We try to be rational and mystical at the same time. I include us in that equation.
In my hometown Quincy there's a sign on the church that says GOD CAN'T BE CAJOLLED.A nice thought but then why do they pray???!
Isn't prayer an attempt to get god to back your play?
It's a fight that logic will lose every time. Look at Texas/creationism/Perry, etc...
Maybe the Arabs are ahead on points.
jim

Lisa said...

Dear Chief,

You know I hold you in very high esteem, but this may be one of those issue upon which we will have to agree to disagree.

Would you agree to give the Native Americans back the Willamette Valley? Are casinos, tax-free ciggies and commodities like cling peaces in heavy syrup a fair trade? (Talk about projecting the collective sins of a nation onto someone else.)

The creation of Israel by that august, anti-Semitic body, the UN, came after a shocking moment in history -- the extermination of a large portion of the world's jewry. The Jewish people were given back their land. They do not seek to exterminate the Palestinians (as the US did with the Indians.)

Were it not for the agitators who always animate the marginal elements, life in Israel might be quite different today.

I mostly agree with Friedman in Israel, Adrift at Sea Alone. There is nothing good about Israel's plight, and no one seeking to make it any better. When Arafat rejected 98% of the Occupied Territories, it was clear that negotiation was not the goal.

You can't shake a clenched fist.

Out.

Ael said...

Lisa:

I suggest that you read some histories of Israel by the new Israeli historians (Benny Morris is a good place to start, even if he has gone slightly wonky in his old age). A lot of your facts are simply recycled hasbara.

There is no credible case to be made that "The Jewish people were given back their land".

Chief is correct in calling it a crusader state. I would call it the last gasp of western colonialism. The Palestinians were not responsible for the Shoah, but they have paid the price.

Doesn't seem quite right to me and I am not surprised that there were agitators mobilizing marginal elements!

Lisa said...

Ael,

I haven't much use for revisionist historians, thanks, regardless of Jewish surnames.

As for, "The last gasp of western colonialism", I'd suggest you look to your own nation's behavior in the Middle East at to moment.

rangeragainstwar said...

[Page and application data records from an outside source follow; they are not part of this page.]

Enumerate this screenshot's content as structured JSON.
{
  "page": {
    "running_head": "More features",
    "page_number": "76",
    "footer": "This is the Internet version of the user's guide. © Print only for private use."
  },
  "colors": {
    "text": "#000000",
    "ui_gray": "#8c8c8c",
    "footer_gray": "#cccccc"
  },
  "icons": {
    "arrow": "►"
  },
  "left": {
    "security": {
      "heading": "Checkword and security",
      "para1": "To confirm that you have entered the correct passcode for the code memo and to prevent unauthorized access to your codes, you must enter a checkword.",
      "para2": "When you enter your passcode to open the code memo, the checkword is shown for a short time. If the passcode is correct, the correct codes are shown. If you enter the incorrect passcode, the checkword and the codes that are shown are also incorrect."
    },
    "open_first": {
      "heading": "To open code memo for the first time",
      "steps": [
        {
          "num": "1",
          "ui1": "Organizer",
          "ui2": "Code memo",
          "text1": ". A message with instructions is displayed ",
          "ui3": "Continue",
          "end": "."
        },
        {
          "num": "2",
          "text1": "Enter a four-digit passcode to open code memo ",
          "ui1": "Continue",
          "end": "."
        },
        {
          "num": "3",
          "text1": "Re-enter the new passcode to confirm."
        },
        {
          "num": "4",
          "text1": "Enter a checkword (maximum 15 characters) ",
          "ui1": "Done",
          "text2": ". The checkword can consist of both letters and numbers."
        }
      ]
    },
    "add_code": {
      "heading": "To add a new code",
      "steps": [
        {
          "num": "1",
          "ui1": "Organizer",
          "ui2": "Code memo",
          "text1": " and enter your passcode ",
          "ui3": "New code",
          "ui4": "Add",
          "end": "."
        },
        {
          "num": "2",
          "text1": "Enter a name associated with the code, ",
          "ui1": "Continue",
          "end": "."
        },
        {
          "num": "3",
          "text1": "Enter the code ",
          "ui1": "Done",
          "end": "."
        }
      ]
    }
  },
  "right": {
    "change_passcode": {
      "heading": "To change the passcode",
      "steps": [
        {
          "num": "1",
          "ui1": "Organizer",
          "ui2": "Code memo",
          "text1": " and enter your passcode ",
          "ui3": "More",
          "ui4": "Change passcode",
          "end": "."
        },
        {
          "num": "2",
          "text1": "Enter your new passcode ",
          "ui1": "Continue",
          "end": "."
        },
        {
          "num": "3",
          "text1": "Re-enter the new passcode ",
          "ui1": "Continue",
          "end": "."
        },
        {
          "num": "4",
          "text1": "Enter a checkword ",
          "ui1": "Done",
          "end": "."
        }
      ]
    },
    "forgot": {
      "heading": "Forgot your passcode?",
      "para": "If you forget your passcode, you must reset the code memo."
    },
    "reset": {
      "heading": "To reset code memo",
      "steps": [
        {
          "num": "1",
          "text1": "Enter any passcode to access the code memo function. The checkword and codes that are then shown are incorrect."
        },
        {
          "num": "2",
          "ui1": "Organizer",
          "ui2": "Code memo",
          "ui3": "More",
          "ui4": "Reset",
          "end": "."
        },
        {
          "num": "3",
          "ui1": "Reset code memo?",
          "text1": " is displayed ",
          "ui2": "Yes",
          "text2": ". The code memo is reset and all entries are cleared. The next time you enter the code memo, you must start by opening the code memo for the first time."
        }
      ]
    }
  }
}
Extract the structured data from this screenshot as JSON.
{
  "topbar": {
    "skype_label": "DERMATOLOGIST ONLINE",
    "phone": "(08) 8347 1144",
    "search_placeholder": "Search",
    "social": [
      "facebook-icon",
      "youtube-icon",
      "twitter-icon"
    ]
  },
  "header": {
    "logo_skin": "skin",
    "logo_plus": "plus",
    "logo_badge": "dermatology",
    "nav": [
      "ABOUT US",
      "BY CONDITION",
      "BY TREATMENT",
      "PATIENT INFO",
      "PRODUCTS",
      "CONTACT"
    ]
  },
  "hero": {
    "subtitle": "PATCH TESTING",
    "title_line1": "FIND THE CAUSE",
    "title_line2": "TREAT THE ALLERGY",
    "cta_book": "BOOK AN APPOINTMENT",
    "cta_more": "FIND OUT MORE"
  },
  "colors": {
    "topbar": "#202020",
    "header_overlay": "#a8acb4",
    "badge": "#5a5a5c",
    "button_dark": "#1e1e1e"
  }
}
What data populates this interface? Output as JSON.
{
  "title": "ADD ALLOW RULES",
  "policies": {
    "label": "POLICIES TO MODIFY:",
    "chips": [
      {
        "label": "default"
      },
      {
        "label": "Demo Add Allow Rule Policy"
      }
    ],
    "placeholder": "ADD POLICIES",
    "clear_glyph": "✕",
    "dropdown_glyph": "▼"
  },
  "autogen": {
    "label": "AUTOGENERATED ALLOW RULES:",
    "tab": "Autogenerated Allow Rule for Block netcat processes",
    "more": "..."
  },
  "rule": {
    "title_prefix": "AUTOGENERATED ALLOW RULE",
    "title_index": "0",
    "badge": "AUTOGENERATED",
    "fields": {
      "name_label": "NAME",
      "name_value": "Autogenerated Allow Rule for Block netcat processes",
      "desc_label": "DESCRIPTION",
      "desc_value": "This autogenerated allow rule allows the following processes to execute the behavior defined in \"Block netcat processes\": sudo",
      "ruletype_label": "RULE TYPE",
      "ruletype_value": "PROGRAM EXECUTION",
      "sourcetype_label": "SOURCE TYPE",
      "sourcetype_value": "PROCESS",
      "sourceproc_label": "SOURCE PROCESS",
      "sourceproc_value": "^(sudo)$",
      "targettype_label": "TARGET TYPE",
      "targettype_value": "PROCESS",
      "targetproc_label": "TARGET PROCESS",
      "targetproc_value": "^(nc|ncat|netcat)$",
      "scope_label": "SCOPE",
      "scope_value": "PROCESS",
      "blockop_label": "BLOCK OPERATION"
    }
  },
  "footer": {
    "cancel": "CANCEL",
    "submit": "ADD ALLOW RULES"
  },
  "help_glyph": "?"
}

AEL,
Are you saying that the Bible is not credible evidence?
jim

Ael said...

Ranger:

I claim that the Bible does not make a credible land title. Especially since the people thumping it have only a tenuous legal relationship to those who wrote it.

Lisa:

To my shame, the park established on the remains of several Palestinian villages which were "depopulated" in 1948 or 1967 is known as "Canada Park". My current Prime Minister is an embarrassment concerning Israel.

If you don't like Benny Morris, read Ilan Pappé, Avi Shlaim, Tom Segev, Hillel Cohen or Baruch Kimmerling.

If you don't want to dig up old history, I suggest that you investigate the current state of Hebron and then think about its implications.

Personally, I think in a democracy that everyone subject to that country's laws should get the vote

One person, one vote.

Otherwise, it isn't much of a democracy. I note that the Palestinians who live in the annexed east Jerusalem don't have the vote, much less those who live in the rest of the West Bank.

If it quacks like Apartheid...

rangeragainstwar said...

ael,
Are you saying that aparteid being destroyed in Rhodesia/Zim and South Africa have made them more democratic?
What are Indian reservations?
jim

rangeragainstwar said...

Chief,
A brief cmt to bring us back to present reality.
I notice the bows that you are all using are made in Korea.
Remember when America dominated that industry?
BTW , your wife should lock her left elbow while drawing the bow.
Just my thot for the day.
jim

Lisa said...

Ael,


Arab women can vote and drive in Israel, and belong to the Knesset. a right not allowed by our friends the Saudis.

I don't put much truck in pieces written by self-loathing Jews for anti-Semites.

Next year in Jerusalem!